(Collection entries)
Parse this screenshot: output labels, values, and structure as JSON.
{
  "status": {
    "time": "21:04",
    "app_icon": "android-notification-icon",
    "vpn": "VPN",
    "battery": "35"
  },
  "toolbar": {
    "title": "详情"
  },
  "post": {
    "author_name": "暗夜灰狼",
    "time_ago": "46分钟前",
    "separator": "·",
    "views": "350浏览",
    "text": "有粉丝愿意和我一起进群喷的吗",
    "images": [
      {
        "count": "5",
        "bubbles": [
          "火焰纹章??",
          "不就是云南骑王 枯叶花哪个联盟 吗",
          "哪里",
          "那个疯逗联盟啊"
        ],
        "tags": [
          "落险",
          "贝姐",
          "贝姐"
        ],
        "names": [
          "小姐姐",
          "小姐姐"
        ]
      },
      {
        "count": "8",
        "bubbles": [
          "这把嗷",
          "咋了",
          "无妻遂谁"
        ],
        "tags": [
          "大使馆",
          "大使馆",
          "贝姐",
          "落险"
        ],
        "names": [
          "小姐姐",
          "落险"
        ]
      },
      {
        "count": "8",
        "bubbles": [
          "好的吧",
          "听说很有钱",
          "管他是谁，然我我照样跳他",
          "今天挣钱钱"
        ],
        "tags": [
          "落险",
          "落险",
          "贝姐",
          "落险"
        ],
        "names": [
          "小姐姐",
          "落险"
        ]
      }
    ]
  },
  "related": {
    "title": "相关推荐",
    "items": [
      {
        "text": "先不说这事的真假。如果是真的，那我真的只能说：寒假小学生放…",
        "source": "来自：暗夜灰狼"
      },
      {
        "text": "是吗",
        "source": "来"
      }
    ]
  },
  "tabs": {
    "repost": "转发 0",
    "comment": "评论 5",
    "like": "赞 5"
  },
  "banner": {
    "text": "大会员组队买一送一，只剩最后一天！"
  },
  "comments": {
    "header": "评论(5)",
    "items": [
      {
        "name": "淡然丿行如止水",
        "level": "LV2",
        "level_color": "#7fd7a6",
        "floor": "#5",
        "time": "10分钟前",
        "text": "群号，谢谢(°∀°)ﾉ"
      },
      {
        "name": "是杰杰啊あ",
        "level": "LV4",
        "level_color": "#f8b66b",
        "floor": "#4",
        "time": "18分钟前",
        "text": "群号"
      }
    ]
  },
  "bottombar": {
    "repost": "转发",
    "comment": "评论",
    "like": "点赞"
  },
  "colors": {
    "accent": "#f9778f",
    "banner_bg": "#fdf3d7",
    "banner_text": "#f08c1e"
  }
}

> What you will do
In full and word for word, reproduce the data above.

> Response to the task
Parse this screenshot: output labels, values, and structure as JSON.
{
  "status": {
    "time": "21:04",
    "app_icon": "android-notification-icon",
    "vpn": "VPN",
    "battery": "35"
  },
  "toolbar": {
    "title": "详情"
  },
  "post": {
    "author_name": "暗夜灰狼",
    "time_ago": "46分钟前",
    "separator": "·",
    "views": "350浏览",
    "text": "有粉丝愿意和我一起进群喷的吗",
    "images": [
      {
        "count": "5",
        "bubbles": [
          "火焰纹章??",
          "不就是云南骑王 枯叶花哪个联盟 吗",
          "哪里",
          "那个疯逗联盟啊"
        ],
        "tags": [
          "落险",
          "贝姐",
          "贝姐"
        ],
        "names": [
          "小姐姐",
          "小姐姐"
        ]
      },
      {
        "count": "8",
        "bubbles": [
          "这把嗷",
          "咋了",
          "无妻遂谁"
        ],
        "tags": [
          "大使馆",
          "大使馆",
          "贝姐",
          "落险"
        ],
        "names": [
          "小姐姐",
          "落险"
        ]
      },
      {
        "count": "8",
        "bubbles": [
          "好的吧",
          "听说很有钱",
          "管他是谁，然我我照样跳他",
          "今天挣钱钱"
        ],
        "tags": [
          "落险",
          "落险",
          "贝姐",
          "落险"
        ],
        "names": [
          "小姐姐",
          "落险"
        ]
      }
    ]
  },
  "related": {
    "title": "相关推荐",
    "items": [
      {
        "text": "先不说这事的真假。如果是真的，那我真的只能说：寒假小学生放…",
        "source": "来自：暗夜灰狼"
      },
      {
        "text": "是吗",
        "source": "来"
      }
    ]
  },
  "tabs": {
    "repost": "转发 0",
    "comment": "评论 5",
    "like": "赞 5"
  },
  "banner": {
    "text": "大会员组队买一送一，只剩最后一天！"
  },
  "comments": {
    "header": "评论(5)",
    "items": [
      {
        "name": "淡然丿行如止水",
        "level": "LV2",
        "level_color": "#7fd7a6",
        "floor": "#5",
        "time": "10分钟前",
        "text": "群号，谢谢(°∀°)ﾉ"
      },
      {
        "name": "是杰杰啊あ",
        "level": "LV4",
        "level_color": "#f8b66b",
        "floor": "#4",
        "time": "18分钟前",
        "text": "群号"
      }
    ]
  },
  "bottombar": {
    "repost": "转发",
    "comment": "评论",
    "like": "点赞"
  },
  "colors": {
    "accent": "#f9778f",
    "banner_bg": "#fdf3d7",
    "banner_text": "#f08c1e"
  }
}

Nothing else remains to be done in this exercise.